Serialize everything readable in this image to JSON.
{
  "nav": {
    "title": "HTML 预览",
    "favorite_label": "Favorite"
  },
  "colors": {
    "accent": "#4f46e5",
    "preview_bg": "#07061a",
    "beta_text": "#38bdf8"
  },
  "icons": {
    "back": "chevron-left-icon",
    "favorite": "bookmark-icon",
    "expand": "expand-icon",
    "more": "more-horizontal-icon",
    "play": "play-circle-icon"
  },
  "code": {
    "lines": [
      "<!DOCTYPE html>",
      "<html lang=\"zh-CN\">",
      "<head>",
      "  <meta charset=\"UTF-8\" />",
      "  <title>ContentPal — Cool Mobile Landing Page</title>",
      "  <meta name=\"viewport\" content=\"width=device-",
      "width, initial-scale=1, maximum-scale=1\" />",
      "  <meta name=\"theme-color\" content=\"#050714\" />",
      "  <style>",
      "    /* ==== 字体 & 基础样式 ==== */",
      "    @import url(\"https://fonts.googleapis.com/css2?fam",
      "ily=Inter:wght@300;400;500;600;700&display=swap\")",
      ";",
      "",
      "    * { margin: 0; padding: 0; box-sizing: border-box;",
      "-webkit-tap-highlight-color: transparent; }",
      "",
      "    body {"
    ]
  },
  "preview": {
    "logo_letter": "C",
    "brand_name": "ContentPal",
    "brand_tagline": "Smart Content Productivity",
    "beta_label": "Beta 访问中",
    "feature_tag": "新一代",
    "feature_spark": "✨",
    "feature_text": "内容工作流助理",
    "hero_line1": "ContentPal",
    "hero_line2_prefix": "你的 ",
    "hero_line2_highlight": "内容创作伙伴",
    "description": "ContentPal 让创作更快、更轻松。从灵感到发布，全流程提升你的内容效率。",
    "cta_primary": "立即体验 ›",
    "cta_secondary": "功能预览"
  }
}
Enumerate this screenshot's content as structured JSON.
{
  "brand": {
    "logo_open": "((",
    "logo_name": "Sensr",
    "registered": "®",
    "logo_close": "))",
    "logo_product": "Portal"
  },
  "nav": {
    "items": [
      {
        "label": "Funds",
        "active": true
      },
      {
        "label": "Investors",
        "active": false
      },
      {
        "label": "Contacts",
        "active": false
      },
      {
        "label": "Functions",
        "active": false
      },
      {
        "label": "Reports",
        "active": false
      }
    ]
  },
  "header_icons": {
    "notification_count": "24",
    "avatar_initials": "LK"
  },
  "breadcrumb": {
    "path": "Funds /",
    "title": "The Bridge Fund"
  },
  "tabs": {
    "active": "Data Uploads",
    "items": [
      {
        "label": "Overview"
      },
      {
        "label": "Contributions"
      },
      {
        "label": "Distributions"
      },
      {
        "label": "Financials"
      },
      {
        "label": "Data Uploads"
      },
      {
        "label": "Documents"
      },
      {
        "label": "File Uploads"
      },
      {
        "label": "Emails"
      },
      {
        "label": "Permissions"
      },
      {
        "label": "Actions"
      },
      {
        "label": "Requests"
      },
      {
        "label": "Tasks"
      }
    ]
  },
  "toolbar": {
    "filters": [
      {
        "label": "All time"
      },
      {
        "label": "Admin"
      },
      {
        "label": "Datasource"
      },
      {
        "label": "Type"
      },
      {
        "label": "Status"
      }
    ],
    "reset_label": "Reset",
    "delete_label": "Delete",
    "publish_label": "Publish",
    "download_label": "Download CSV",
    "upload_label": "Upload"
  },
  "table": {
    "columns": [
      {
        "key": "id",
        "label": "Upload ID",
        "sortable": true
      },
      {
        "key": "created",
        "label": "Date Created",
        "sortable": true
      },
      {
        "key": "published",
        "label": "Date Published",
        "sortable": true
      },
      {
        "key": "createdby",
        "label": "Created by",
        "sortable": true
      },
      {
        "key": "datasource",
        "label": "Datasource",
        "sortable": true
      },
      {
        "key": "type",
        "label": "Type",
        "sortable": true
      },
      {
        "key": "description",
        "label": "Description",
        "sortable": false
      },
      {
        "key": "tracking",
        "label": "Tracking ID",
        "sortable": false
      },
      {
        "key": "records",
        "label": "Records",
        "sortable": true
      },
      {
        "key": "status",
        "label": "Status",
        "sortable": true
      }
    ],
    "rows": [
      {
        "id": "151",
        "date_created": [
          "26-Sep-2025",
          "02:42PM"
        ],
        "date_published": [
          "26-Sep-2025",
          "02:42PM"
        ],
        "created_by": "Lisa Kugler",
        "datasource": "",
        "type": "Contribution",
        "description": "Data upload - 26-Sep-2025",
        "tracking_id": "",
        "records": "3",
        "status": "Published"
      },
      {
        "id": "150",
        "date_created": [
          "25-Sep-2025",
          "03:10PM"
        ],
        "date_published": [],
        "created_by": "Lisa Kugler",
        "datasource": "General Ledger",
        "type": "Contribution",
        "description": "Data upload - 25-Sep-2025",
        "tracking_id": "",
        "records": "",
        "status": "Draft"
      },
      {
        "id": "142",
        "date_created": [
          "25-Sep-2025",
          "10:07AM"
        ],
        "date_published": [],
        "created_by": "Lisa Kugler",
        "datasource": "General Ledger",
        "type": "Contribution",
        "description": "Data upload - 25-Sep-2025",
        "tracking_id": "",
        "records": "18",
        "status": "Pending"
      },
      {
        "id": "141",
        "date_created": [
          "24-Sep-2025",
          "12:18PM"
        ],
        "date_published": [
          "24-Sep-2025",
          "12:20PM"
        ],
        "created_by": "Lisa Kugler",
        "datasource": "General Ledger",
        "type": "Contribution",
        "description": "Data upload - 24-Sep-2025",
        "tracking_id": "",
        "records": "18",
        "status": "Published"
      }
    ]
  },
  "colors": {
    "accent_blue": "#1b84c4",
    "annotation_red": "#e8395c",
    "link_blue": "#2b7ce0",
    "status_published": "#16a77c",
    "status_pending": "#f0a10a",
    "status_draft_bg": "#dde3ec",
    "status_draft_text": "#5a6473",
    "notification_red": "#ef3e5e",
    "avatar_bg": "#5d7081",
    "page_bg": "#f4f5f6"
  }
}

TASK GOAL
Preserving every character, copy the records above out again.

EXERCISE ANSWER
Serialize everything readable in this image to JSON.
{
  "nav": {
    "title": "HTML 预览",
    "favorite_label": "Favorite"
  },
  "colors": {
    "accent": "#4f46e5",
    "preview_bg": "#07061a",
    "beta_text": "#38bdf8"
  },
  "icons": {
    "back": "chevron-left-icon",
    "favorite": "bookmark-icon",
    "expand": "expand-icon",
    "more": "more-horizontal-icon",
    "play": "play-circle-icon"
  },
  "code": {
    "lines": [
      "<!DOCTYPE html>",
      "<html lang=\"zh-CN\">",
      "<head>",
      "  <meta charset=\"UTF-8\" />",
      "  <title>ContentPal — Cool Mobile Landing Page</title>",
      "  <meta name=\"viewport\" content=\"width=device-",
      "width, initial-scale=1, maximum-scale=1\" />",
      "  <meta name=\"theme-color\" content=\"#050714\" />",
      "  <style>",
      "    /* ==== 字体 & 基础样式 ==== */",
      "    @import url(\"https://fonts.googleapis.com/css2?fam",
      "ily=Inter:wght@300;400;500;600;700&display=swap\")",
      ";",
      "",
      "    * { margin: 0; padding: 0; box-sizing: border-box;",
      "-webkit-tap-highlight-color: transparent; }",
      "",
      "    body {"
    ]
  },
  "preview": {
    "logo_letter": "C",
    "brand_name": "ContentPal",
    "brand_tagline": "Smart Content Productivity",
    "beta_label": "Beta 访问中",
    "feature_tag": "新一代",
    "feature_spark": "✨",
    "feature_text": "内容工作流助理",
    "hero_line1": "ContentPal",
    "hero_line2_prefix": "你的 ",
    "hero_line2_highlight": "内容创作伙伴",
    "description": "ContentPal 让创作更快、更轻松。从灵感到发布，全流程提升你的内容效率。",
    "cta_primary": "立即体验 ›",
    "cta_secondary": "功能预览"
  }
}
Enumerate this screenshot's content as structured JSON.
{
  "brand": {
    "logo_open": "((",
    "logo_name": "Sensr",
    "registered": "®",
    "logo_close": "))",
    "logo_product": "Portal"
  },
  "nav": {
    "items": [
      {
        "label": "Funds",
        "active": true
      },
      {
        "label": "Investors",
        "active": false
      },
      {
        "label": "Contacts",
        "active": false
      },
      {
        "label": "Functions",
        "active": false
      },
      {
        "label": "Reports",
        "active": false
      }
    ]
  },
  "header_icons": {
    "notification_count": "24",
    "avatar_initials": "LK"
  },
  "breadcrumb": {
    "path": "Funds /",
    "title": "The Bridge Fund"
  },
  "tabs": {
    "active": "Data Uploads",
    "items": [
      {
        "label": "Overview"
      },
      {
        "label": "Contributions"
      },
      {
        "label": "Distributions"
      },
      {
        "label": "Financials"
      },
      {
        "label": "Data Uploads"
      },
      {
        "label": "Documents"
      },
      {
        "label": "File Uploads"
      },
      {
        "label": "Emails"
      },
      {
        "label": "Permissions"
      },
      {
        "label": "Actions"
      },
      {
        "label": "Requests"
      },
      {
        "label": "Tasks"
      }
    ]
  },
  "toolbar": {
    "filters": [
      {
        "label": "All time"
      },
      {
        "label": "Admin"
      },
      {
        "label": "Datasource"
      },
      {
        "label": "Type"
      },
      {
        "label": "Status"
      }
    ],
    "reset_label": "Reset",
    "delete_label": "Delete",
    "publish_label": "Publish",
    "download_label": "Download CSV",
    "upload_label": "Upload"
  },
  "table": {
    "columns": [
      {
        "key": "id",
        "label": "Upload ID",
        "sortable": true
      },
      {
        "key": "created",
        "label": "Date Created",
        "sortable": true
      },
      {
        "key": "published",
        "label": "Date Published",
        "sortable": true
      },
      {
        "key": "createdby",
        "label": "Created by",
        "sortable": true
      },
      {
        "key": "datasource",
        "label": "Datasource",
        "sortable": true
      },
      {
        "key": "type",
        "label": "Type",
        "sortable": true
      },
      {
        "key": "description",
        "label": "Description",
        "sortable": false
      },
      {
        "key": "tracking",
        "label": "Tracking ID",
        "sortable": false
      },
      {
        "key": "records",
        "label": "Records",
        "sortable": true
      },
      {
        "key": "status",
        "label": "Status",
        "sortable": true
      }
    ],
    "rows": [
      {
        "id": "151",
        "date_created": [
          "26-Sep-2025",
          "02:42PM"
        ],
        "date_published": [
          "26-Sep-2025",
          "02:42PM"
        ],
        "created_by": "Lisa Kugler",
        "datasource": "",
        "type": "Contribution",
        "description": "Data upload - 26-Sep-2025",
        "tracking_id": "",
        "records": "3",
        "status": "Published"
      },
      {
        "id": "150",
        "date_created": [
          "25-Sep-2025",
          "03:10PM"
        ],
        "date_published": [],
        "created_by": "Lisa Kugler",
        "datasource": "General Ledger",
        "type": "Contribution",
        "description": "Data upload - 25-Sep-2025",
        "tracking_id": "",
        "records": "",
        "status": "Draft"
      },
      {
        "id": "142",
        "date_created": [
          "25-Sep-2025",
          "10:07AM"
        ],
        "date_published": [],
        "created_by": "Lisa Kugler",
        "datasource": "General Ledger",
        "type": "Contribution",
        "description": "Data upload - 25-Sep-2025",
        "tracking_id": "",
        "records": "18",
        "status": "Pending"
      },
      {
        "id": "141",
        "date_created": [
          "24-Sep-2025",
          "12:18PM"
        ],
        "date_published": [
          "24-Sep-2025",
          "12:20PM"
        ],
        "created_by": "Lisa Kugler",
        "datasource": "General Ledger",
        "type": "Contribution",
        "description": "Data upload - 24-Sep-2025",
        "tracking_id": "",
        "records": "18",
        "status": "Published"
      }
    ]
  },
  "colors": {
    "accent_blue": "#1b84c4",
    "annotation_red": "#e8395c",
    "link_blue": "#2b7ce0",
    "status_published": "#16a77c",
    "status_pending": "#f0a10a",
    "status_draft_bg": "#dde3ec",
    "status_draft_text": "#5a6473",
    "notification_red": "#ef3e5e",
    "avatar_bg": "#5d7081",
    "page_bg": "#f4f5f6"
  }
}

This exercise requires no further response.